• **Task**: Exactly as written, repeat all of the records below.

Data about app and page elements
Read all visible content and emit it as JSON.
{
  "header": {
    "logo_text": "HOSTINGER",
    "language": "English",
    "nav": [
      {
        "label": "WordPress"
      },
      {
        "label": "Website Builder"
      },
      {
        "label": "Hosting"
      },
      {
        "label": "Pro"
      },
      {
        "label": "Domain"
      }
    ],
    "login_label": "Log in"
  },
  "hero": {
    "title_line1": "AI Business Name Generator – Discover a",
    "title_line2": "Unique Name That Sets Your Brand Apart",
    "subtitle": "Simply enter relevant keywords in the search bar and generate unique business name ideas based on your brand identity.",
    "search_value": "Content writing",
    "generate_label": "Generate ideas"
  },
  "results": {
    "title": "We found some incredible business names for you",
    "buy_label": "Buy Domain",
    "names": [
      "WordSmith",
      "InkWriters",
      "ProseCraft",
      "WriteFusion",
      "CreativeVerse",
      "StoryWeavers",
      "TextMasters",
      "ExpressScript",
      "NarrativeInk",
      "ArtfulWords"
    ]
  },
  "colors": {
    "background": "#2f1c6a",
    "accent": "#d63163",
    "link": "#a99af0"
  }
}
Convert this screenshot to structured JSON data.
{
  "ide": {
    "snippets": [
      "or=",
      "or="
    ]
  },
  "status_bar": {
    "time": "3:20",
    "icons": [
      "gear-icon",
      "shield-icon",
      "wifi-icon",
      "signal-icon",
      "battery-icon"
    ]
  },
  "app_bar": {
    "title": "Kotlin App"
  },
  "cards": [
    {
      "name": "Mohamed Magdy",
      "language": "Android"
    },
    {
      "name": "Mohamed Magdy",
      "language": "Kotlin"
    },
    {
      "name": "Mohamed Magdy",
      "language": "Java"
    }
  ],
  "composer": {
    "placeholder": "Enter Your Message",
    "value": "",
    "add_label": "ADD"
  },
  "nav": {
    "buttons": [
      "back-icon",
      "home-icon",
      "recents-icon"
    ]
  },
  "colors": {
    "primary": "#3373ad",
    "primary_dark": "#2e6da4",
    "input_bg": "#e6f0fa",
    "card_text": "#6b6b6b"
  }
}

• **Answer section**:
Read all visible content and emit it as JSON.
{
  "header": {
    "logo_text": "HOSTINGER",
    "language": "English",
    "nav": [
      {
        "label": "WordPress"
      },
      {
        "label": "Website Builder"
      },
      {
        "label": "Hosting"
      },
      {
        "label": "Pro"
      },
      {
        "label": "Domain"
      }
    ],
    "login_label": "Log in"
  },
  "hero": {
    "title_line1": "AI Business Name Generator – Discover a",
    "title_line2": "Unique Name That Sets Your Brand Apart",
    "subtitle": "Simply enter relevant keywords in the search bar and generate unique business name ideas based on your brand identity.",
    "search_value": "Content writing",
    "generate_label": "Generate ideas"
  },
  "results": {
    "title": "We found some incredible business names for you",
    "buy_label": "Buy Domain",
    "names": [
      "WordSmith",
      "InkWriters",
      "ProseCraft",
      "WriteFusion",
      "CreativeVerse",
      "StoryWeavers",
      "TextMasters",
      "ExpressScript",
      "NarrativeInk",
      "ArtfulWords"
    ]
  },
  "colors": {
    "background": "#2f1c6a",
    "accent": "#d63163",
    "link": "#a99af0"
  }
}
Convert this screenshot to structured JSON data.
{
  "ide": {
    "snippets": [
      "or=",
      "or="
    ]
  },
  "status_bar": {
    "time": "3:20",
    "icons": [
      "gear-icon",
      "shield-icon",
      "wifi-icon",
      "signal-icon",
      "battery-icon"
    ]
  },
  "app_bar": {
    "title": "Kotlin App"
  },
  "cards": [
    {
      "name": "Mohamed Magdy",
      "language": "Android"
    },
    {
      "name": "Mohamed Magdy",
      "language": "Kotlin"
    },
    {
      "name": "Mohamed Magdy",
      "language": "Java"
    }
  ],
  "composer": {
    "placeholder": "Enter Your Message",
    "value": "",
    "add_label": "ADD"
  },
  "nav": {
    "buttons": [
      "back-icon",
      "home-icon",
      "recents-icon"
    ]
  },
  "colors": {
    "primary": "#3373ad",
    "primary_dark": "#2e6da4",
    "input_bg": "#e6f0fa",
    "card_text": "#6b6b6b"
  }
}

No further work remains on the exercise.